DATA FOR THE TASK:
+--
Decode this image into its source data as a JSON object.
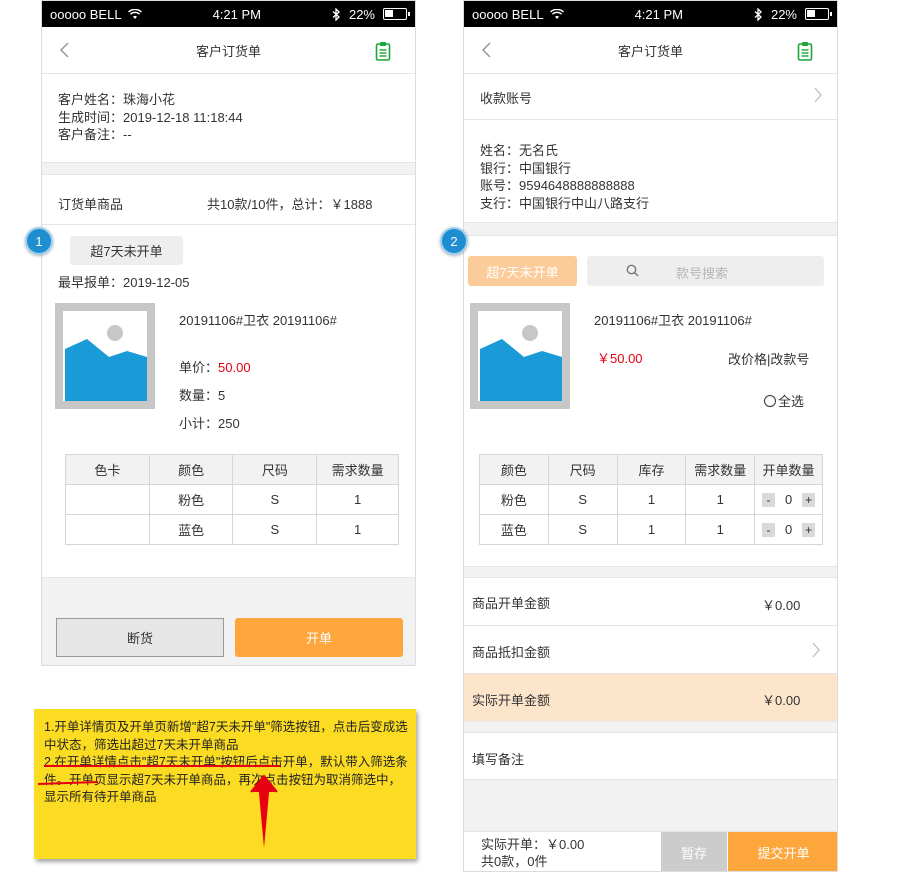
{
  "status": {
    "carrier": "ooooo BELL",
    "time": "4:21 PM",
    "battery": "22%"
  },
  "screen1": {
    "title": "客户订货单",
    "customer_name": "客户姓名：珠海小花",
    "created_time": "生成时间：2019-12-18 11:18:44",
    "customer_note": "客户备注：--",
    "goods_label": "订货单商品",
    "goods_summary": "共10款/10件，总计：￥1888",
    "step_badge": "1",
    "filter_button": "超7天未开单",
    "earliest_date": "最早报单：2019-12-05",
    "product_name": "20191106#卫衣 20191106#",
    "unit_price_label": "单价：",
    "unit_price": "50.00",
    "quantity": "数量：5",
    "subtotal": "小计：250",
    "table": {
      "headers": [
        "色卡",
        "颜色",
        "尺码",
        "需求数量"
      ],
      "rows": [
        [
          "",
          "粉色",
          "S",
          "1"
        ],
        [
          "",
          "蓝色",
          "S",
          "1"
        ]
      ]
    },
    "stockout_button": "断货",
    "open_button": "开单"
  },
  "screen2": {
    "title": "客户订货单",
    "payment_account": "收款账号",
    "name": "姓名：无名氏",
    "bank": "银行：中国银行",
    "account_no": "账号：9594648888888888",
    "branch": "支行：中国银行中山八路支行",
    "step_badge": "2",
    "filter_button": "超7天未开单",
    "search_placeholder": "款号搜索",
    "product_name": "20191106#卫衣 20191106#",
    "price": "￥50.00",
    "edit_price": "改价格|改款号",
    "select_all": "全选",
    "table": {
      "headers": [
        "颜色",
        "尺码",
        "库存",
        "需求数量",
        "开单数量"
      ],
      "rows": [
        [
          "粉色",
          "S",
          "1",
          "1",
          "0"
        ],
        [
          "蓝色",
          "S",
          "1",
          "1",
          "0"
        ]
      ]
    },
    "minus": "-",
    "plus": "+",
    "goods_amount_label": "商品开单金额",
    "goods_amount": "￥0.00",
    "deduct_label": "商品抵扣金额",
    "actual_amount_label": "实际开单金额",
    "actual_amount": "￥0.00",
    "remark_label": "填写备注",
    "bottom_actual": "实际开单：￥0.00",
    "bottom_count": "共0款，0件",
    "save_button": "暂存",
    "submit_button": "提交开单"
  },
  "note": {
    "line1": "1.开单详情页及开单页新增\"超7天未开单\"筛选按钮，点击后变成选中状态，筛选出超过7天未开单商品",
    "line2": "2.在开单详情点击\"超7天未开单\"按钮后点击开单，默认带入筛选条件。开单页显示超7天未开单商品，再次点击按钮为取消筛选中，显示所有待开单商品"
  },
  "colors": {
    "accent": "#fca63c",
    "accent_light": "#fccb9a",
    "price_red": "#e60012",
    "highlight_row": "#fde5cc",
    "note_bg": "#fbdc22",
    "badge_blue": "#1e8ed0"
  }
}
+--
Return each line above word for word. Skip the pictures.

RESULT:
Decode this image into its source data as a JSON object.
{
  "status": {
    "carrier": "ooooo BELL",
    "time": "4:21 PM",
    "battery": "22%"
  },
  "screen1": {
    "title": "客户订货单",
    "customer_name": "客户姓名：珠海小花",
    "created_time": "生成时间：2019-12-18 11:18:44",
    "customer_note": "客户备注：--",
    "goods_label": "订货单商品",
    "goods_summary": "共10款/10件，总计：￥1888",
    "step_badge": "1",
    "filter_button": "超7天未开单",
    "earliest_date": "最早报单：2019-12-05",
    "product_name": "20191106#卫衣 20191106#",
    "unit_price_label": "单价：",
    "unit_price": "50.00",
    "quantity": "数量：5",
    "subtotal": "小计：250",
    "table": {
      "headers": [
        "色卡",
        "颜色",
        "尺码",
        "需求数量"
      ],
      "rows": [
        [
          "",
          "粉色",
          "S",
          "1"
        ],
        [
          "",
          "蓝色",
          "S",
          "1"
        ]
      ]
    },
    "stockout_button": "断货",
    "open_button": "开单"
  },
  "screen2": {
    "title": "客户订货单",
    "payment_account": "收款账号",
    "name": "姓名：无名氏",
    "bank": "银行：中国银行",
    "account_no": "账号：9594648888888888",
    "branch": "支行：中国银行中山八路支行",
    "step_badge": "2",
    "filter_button": "超7天未开单",
    "search_placeholder": "款号搜索",
    "product_name": "20191106#卫衣 20191106#",
    "price": "￥50.00",
    "edit_price": "改价格|改款号",
    "select_all": "全选",
    "table": {
      "headers": [
        "颜色",
        "尺码",
        "库存",
        "需求数量",
        "开单数量"
      ],
      "rows": [
        [
          "粉色",
          "S",
          "1",
          "1",
          "0"
        ],
        [
          "蓝色",
          "S",
          "1",
          "1",
          "0"
        ]
      ]
    },
    "minus": "-",
    "plus": "+",
    "goods_amount_label": "商品开单金额",
    "goods_amount": "￥0.00",
    "deduct_label": "商品抵扣金额",
    "actual_amount_label": "实际开单金额",
    "actual_amount": "￥0.00",
    "remark_label": "填写备注",
    "bottom_actual": "实际开单：￥0.00",
    "bottom_count": "共0款，0件",
    "save_button": "暂存",
    "submit_button": "提交开单"
  },
  "note": {
    "line1": "1.开单详情页及开单页新增\"超7天未开单\"筛选按钮，点击后变成选中状态，筛选出超过7天未开单商品",
    "line2": "2.在开单详情点击\"超7天未开单\"按钮后点击开单，默认带入筛选条件。开单页显示超7天未开单商品，再次点击按钮为取消筛选中，显示所有待开单商品"
  },
  "colors": {
    "accent": "#fca63c",
    "accent_light": "#fccb9a",
    "price_red": "#e60012",
    "highlight_row": "#fde5cc",
    "note_bg": "#fbdc22",
    "badge_blue": "#1e8ed0"
  }
}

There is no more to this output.